ESPN’s Wright Thompson is widely regarded as one of the best sportswriters and storytellers working today. You’ve probably caught his work across a variety of ESPN platforms whether on the website, the magazine, or on television. Thompson is certainly gifted and uses his unique voice to tell the stories of athletes from Tiger Woods to Conor McGregor to Hurricane Katrina survivors.
One platform where Thompson’s voice is not present is Twitter. He quit the platform years ago and has still not returned.
My friend Wright Thompson has quit Twitter without my permission. Seriously, without the distraction, WT's work will get even better. Watch.
— Don Van Natta Jr. (@DVNJr) October 4, 2014
This week Thompson doubled down on his explanation for quitting Twitter when appearing on Don Van Natta and Jacob Feldman’s Sunday Long Read Podcast along with fellow ESPN writer Seth Wickersham.
The discussion takes place at about the 58:30 mark in the podcast. The whole thing is definitely worth listening to if you’re interested at all in sportswriting or just the process of being a writer in general. Ironically enough, it was transcribed by another ESPN Twitter who quit Twitter and published by Wickersham where else, but on Twitter.
On the SLR pod, Wright Thompson told me and @DVNJr why he quit Twitter.
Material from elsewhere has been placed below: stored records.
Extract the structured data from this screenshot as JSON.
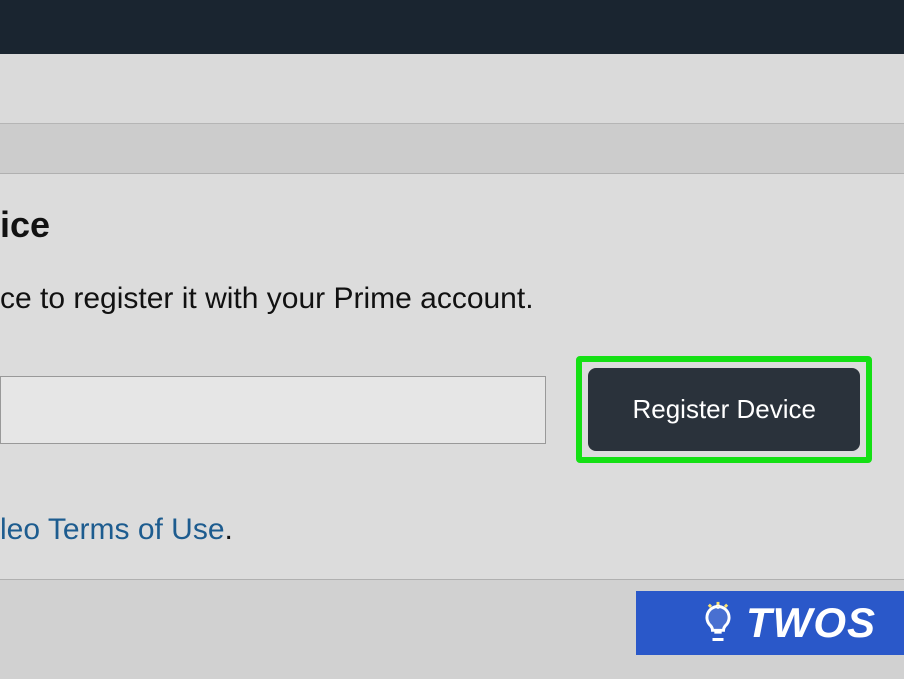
{
  "heading": "ice",
  "subtext": "ce to register it with your Prime account.",
  "register_button_label": "Register Device",
  "terms_link_text": "leo Terms of Use",
  "period": ".",
  "watermark": "TWOS",
  "colors": {
    "topbar": "#1a2530",
    "button_bg": "#2a323b",
    "highlight_border": "#14e014",
    "link_color": "#1d5c8f",
    "watermark_bg": "#2a58c9"
  }
}
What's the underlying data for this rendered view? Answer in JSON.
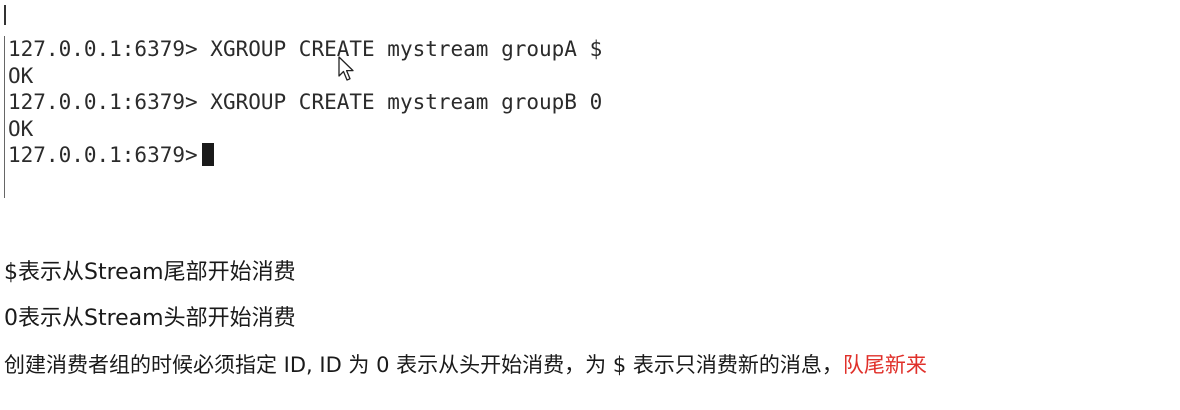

So of course, KVV, who also quit, transcribed it. And of course, I’ll tweet it.https://t.co/Y3iIB7bjbk pic.twitter.com/iiCdzvo8zV
— Seth Wickersham (@SethWickersham) December 12, 2017
The best part is when Thompson was told that his comments on Twitter would then immediately be posted on Twitter he replied, “that’s meta.”
There’s a lot to dissect here in these comments. Thompson has gone on record multiple times before regarding his distaste for Twitter. And just think about the fact that if he left Twitter back in 2014, it was two years before Donald Trump was elected President. Those were MUCH simpler times for Twitter.
It’s true that Twitter has begun to wear down a lot of people. Many prominent public figures have decided to quit the platform because it’s better overall for their health. And to be honest, who can blame them? Why would you want to read some Twitter egg or Twitterbot cursing you out or threatening you when you don’t have to? If there’s one thing you can criticize Twitter for, it’s that the platform has been far, far behind the curve in appropriately dealing with abuse on the platform. When Twitter is just this month starting to enforce policies against hate speech and neo-Nazis something is definitely wrong.
And in the tiny universe of sports media, we’ve seen the downside of Twitter far too often. There has been abuse towards popular personalities who dare to speak out about important issues, especially abuse towards women. Remember the #MoreThanMean video by Julie DiCaro and Sarah Spain that featured unsuspecting men reading the abusive tweets they received to their face? That was a heart-wrenching and jolting example of the kind of behavior that the platform enables. It wasn’t a late night jokey haha “mean tweets” gag for a few laughs. That was a painful reminder about the harm Twitter can do and the realities of what Thompson says is the “distillation of our worst selves.”
Then there are the seemingly countless individuals who have indeed lost their job or been suspended because of something they said on Twitter, either because they tried to make a joke and failed, didn’t think before they tweeted, or unabashedly aired backwards and regressive viewpoints. Twitter is a minefield and whenever you actually want to send a tweet you should be warned with a prompt that asks you whether you really, really, really want to do what you’re about to do. There’s a reason why “Don’t Tweet” has taken on mythical status on Twitter itself.
Those are all very, very good arguments against Twitter. But there are still many positives to the platform as well. Like any other social media platform, Twitter allows people to connect like never before. Just think about all the relationships that have been formed because of Twitter, all of the connections made, all of the positive steps that have happened in people’s lives. Where else could a random guy win not just a first date, but a second date with tennis phenom Genie Bouchard? What about helping to spread the word about worthy causes like the ALS Ice Bucket Challenge? Personally speaking, who knows where this website would be if it weren’t for the years of support and interaction on Twitter, which is by far our largest social media platform. (If there’s one piece where I’d disagree with Thompson it’s that, Twitter has definitely helped move the needle for years at this website.)
Need one final anecdotal piece of evidence that there’s still some use for Twitter? You can’t read through this Rick and Morty thread and tell me that Twitter hasn’t done anything good for the world.
Twitter is a microcosm of life and humanity. There are some good pieces and there are some bad. Does one outweigh the other? If you’re someone that has to deal with abuse on a regular basis or have lost a job for saying something stupid, then you’re probably aligned with Thompson. If you met the love of your life or grew a following that helped you move forward in your career, then you’re likely on the other side of the argument. Ultimately, it’s up to the individual person and your own experiences where you land and how much use you still have for Twitter.